DiscoverMiddle Grade

The Trials and Tribulations of Lily Tripitaka


Must read 🏆

The Trials and Tribulations of Lily Tripitaka does a great job explaining how basic Buddhism concepts apply to everyday life.

The Trials and Tribulations of Lily Tripitakas is an excellent quick read, full of insight on how Buddhism applies to every day life, especially those of Lily Tripitaka! Set in the English suburb of West Finchley, nine-year-old Lily lives with both parents and her sister. She is atypical of a middle school student, living in a suburb of London.

While not wealthy, her family has enough means to eat-out and not want for anything. That said, Lily has the typical questions about the 'why did this happen' that any middle school student would have. The book starts with the question, why did I get punished for someone else throwing an eraser at me?

Many of her answers come from the sage Uncle at a Chinese take-away at Green Cottage. Uncle, the takeaway lady's husband, was not really her uncle. In Southeast Asia, everyone older than you were called Uncle or Aunty. And being in their mid-70's, they were quite a bit older than Lily, and Uncle was happy to share the teachings of Buddhism with Lily, when she asked 'why did this happen'.

Uncle's sage wisdom shows Lily that there eraser incident did not just happen; there were a chain of events that led up to it. He teaches her about the truth of suffering (all people experience loss), karma (you can't change what is inevitable), wisdom, compassion, impermanence (nothing is permanent) and mindfulness (concentrating on the moment). Of all of these principles, Uncle explains, the most important is love and kindness.

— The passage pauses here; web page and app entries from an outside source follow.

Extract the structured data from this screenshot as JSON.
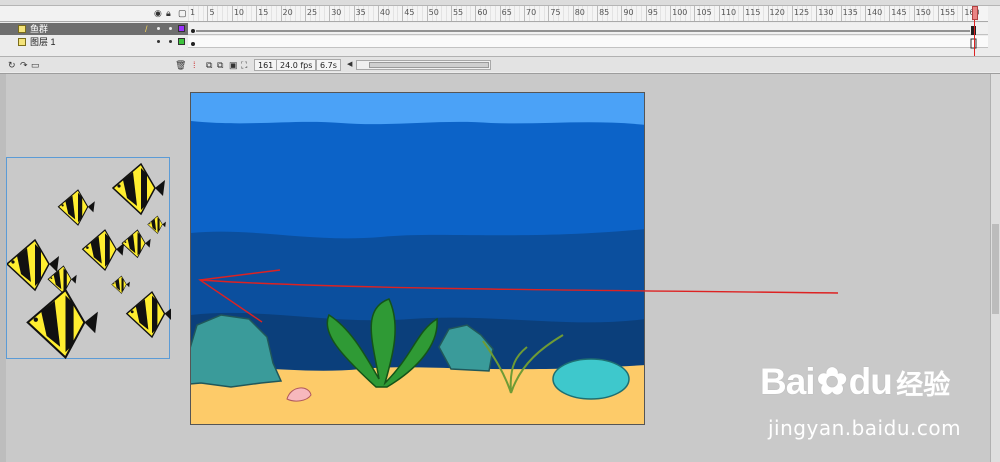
{
  "timeline": {
    "ruler_numbers": [
      "1",
      "5",
      "10",
      "15",
      "20",
      "25",
      "30",
      "35",
      "40",
      "45",
      "50",
      "55",
      "60",
      "65",
      "70",
      "75",
      "80",
      "85",
      "90",
      "95",
      "100",
      "105",
      "110",
      "115",
      "120",
      "125",
      "130",
      "135",
      "140",
      "145",
      "150",
      "155",
      "160"
    ],
    "layers": [
      {
        "name": "鱼群",
        "selected": true,
        "color": "#9b30ff"
      },
      {
        "name": "图层 1",
        "selected": false,
        "color": "#3ec43e"
      }
    ],
    "status": {
      "current_frame": "161",
      "fps": "24.0 fps",
      "time": "6.7s"
    }
  },
  "stage": {
    "sky_color": "#4ba2f7",
    "water_color": "#0c63c8",
    "deep_color": "#0b3f7b",
    "sand_color": "#fdcb69"
  },
  "watermark": {
    "logo": "Bai",
    "logo2": "du",
    "cn": "经验",
    "url": "jingyan.baidu.com"
  }
}
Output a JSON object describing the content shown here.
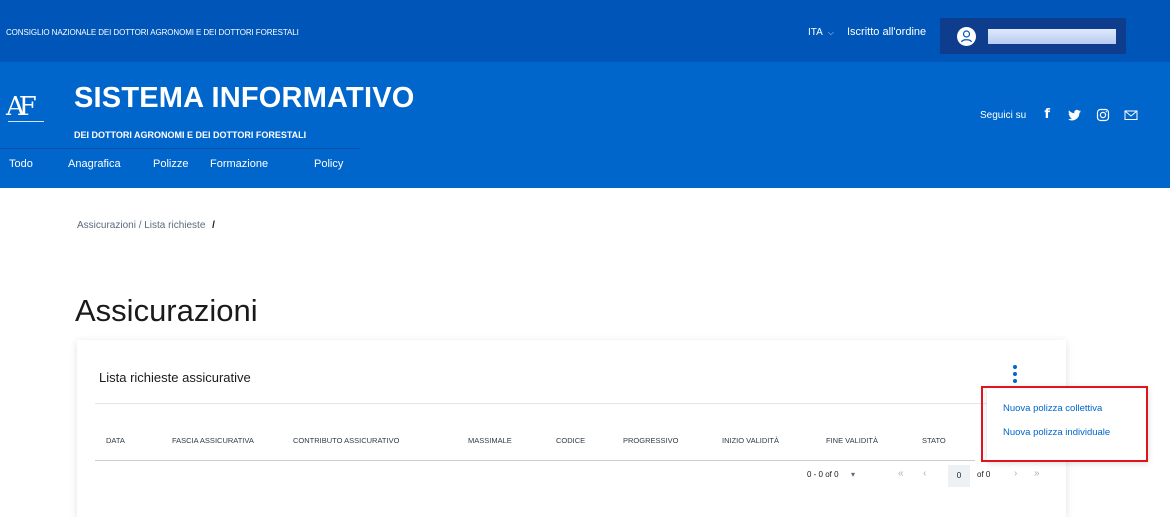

The book takes a sad twist when Lily learns that her Mom has cancer, and she is faced with the pain of knowing her Mum might die (not a pleasant subject for anyone, particularly someone in middle school).

Uncle helps assuage her fears by explaining death is not something to be feared. People are afraid of death for one of two reasons; the fear of the unknown, and attachment to the ones we love, our possessions, or our sense of self. He points out when we die we simply change form.

The author does a great job in describing the characters. She aptly describes Uncle with his buck teeth and bald head, and it is easy to see them conferring with one another, as he listens to her latest issue at school. Not all advise comes from Uncle. In a running competition, Mr Harold, the coach explains how it is not important compete to win, but to better your performance so you improve upon it. The lesson, not all people are cut out to do the same thing. One may excel at math, while another is superb at running. The morale of that story is to not judge your worth in comparison to others.

We recommend you put this on your must read list, whether you are interested in learning more about Buddhism or just want a story that would appeal to any middle school student.

Reviewed by

I am an award-winning journalist, communications professional, and photographer. I wanted to combine my love of writing with my passion for cats. The result: my blog at Paws for Reflection with BJ Bangs.


About the author

A practising Buddhist, Mei lives in London with her husband and daughter Lily. She is presently writing the sequel to her debut novel, trying to not conspicuously take notes every time her daughter gets up to no good. view profile

Published on August 12, 2019

30000 words

Genre: Middle Grade

Reviewed by